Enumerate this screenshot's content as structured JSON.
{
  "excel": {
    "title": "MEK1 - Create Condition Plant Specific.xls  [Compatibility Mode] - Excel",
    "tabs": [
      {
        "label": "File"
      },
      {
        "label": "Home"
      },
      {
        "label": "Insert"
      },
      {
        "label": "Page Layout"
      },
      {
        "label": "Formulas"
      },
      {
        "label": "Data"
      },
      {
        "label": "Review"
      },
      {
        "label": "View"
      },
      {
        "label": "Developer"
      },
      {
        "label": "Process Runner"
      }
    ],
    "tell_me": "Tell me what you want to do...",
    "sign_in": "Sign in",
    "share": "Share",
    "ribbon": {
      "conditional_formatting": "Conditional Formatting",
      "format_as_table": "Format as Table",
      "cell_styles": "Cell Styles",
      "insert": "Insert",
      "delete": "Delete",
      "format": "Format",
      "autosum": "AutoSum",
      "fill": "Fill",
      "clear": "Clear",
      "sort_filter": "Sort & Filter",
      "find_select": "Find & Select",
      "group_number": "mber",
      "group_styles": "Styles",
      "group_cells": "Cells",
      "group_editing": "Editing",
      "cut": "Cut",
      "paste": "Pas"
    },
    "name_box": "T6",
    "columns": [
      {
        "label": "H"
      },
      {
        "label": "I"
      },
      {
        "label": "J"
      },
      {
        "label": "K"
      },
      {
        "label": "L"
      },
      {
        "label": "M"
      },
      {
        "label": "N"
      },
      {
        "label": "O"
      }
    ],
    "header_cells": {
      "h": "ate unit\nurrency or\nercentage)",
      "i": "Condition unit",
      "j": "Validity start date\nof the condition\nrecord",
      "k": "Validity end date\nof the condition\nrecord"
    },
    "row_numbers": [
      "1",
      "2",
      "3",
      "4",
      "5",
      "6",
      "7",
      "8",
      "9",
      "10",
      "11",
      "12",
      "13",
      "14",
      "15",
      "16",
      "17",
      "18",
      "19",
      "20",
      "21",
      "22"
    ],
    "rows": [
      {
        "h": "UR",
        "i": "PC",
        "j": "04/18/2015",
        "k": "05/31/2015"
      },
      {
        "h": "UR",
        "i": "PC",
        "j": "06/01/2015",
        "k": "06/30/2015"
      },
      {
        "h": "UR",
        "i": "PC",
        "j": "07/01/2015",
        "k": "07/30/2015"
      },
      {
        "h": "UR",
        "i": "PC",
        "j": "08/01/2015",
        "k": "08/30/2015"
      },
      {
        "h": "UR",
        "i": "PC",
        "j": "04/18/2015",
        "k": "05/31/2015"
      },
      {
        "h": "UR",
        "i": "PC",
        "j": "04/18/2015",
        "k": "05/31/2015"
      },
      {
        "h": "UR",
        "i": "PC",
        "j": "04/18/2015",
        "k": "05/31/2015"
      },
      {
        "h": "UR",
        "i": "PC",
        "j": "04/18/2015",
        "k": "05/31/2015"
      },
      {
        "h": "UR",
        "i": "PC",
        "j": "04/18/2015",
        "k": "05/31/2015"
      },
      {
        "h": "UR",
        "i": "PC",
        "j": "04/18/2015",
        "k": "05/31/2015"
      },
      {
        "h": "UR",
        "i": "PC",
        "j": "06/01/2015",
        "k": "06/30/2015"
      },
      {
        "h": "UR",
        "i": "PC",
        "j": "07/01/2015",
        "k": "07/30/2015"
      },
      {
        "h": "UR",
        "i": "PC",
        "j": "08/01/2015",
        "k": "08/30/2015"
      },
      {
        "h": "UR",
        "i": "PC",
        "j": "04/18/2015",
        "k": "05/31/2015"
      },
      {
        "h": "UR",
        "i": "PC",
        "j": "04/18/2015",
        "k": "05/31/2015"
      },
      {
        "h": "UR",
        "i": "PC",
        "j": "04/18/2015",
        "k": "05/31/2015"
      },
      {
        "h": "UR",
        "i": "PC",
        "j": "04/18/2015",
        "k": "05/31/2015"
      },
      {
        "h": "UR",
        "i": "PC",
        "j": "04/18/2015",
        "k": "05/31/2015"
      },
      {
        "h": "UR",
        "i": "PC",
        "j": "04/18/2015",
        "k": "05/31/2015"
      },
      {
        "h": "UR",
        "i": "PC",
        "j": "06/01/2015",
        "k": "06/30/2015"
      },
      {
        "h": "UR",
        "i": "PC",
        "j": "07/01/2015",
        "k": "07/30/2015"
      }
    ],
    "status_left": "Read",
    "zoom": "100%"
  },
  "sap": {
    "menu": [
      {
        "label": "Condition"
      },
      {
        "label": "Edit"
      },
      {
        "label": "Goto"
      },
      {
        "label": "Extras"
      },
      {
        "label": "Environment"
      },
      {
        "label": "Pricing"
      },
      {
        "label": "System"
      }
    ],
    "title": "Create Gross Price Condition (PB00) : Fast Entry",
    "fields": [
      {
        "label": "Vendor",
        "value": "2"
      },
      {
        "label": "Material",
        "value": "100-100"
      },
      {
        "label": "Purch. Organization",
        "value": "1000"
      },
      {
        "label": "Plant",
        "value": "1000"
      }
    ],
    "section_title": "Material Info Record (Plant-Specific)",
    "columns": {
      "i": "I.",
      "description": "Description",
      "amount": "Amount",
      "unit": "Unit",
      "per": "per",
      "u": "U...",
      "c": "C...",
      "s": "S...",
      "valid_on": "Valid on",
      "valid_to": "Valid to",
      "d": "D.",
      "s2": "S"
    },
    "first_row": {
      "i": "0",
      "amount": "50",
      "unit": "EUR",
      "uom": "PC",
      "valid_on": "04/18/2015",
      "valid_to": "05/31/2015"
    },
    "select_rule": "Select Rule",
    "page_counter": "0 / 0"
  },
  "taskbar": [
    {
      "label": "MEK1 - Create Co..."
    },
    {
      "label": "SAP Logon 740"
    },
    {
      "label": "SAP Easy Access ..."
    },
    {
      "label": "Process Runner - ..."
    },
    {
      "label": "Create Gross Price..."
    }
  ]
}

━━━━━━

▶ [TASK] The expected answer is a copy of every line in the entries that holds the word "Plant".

▶ [EXERCISE RESULT]
    "title": "MEK1 - Create Condition Plant Specific.xls  [Compatibility Mode] - Excel",
        "label": "Plant",
    "section_title": "Material Info Record (Plant-Specific)",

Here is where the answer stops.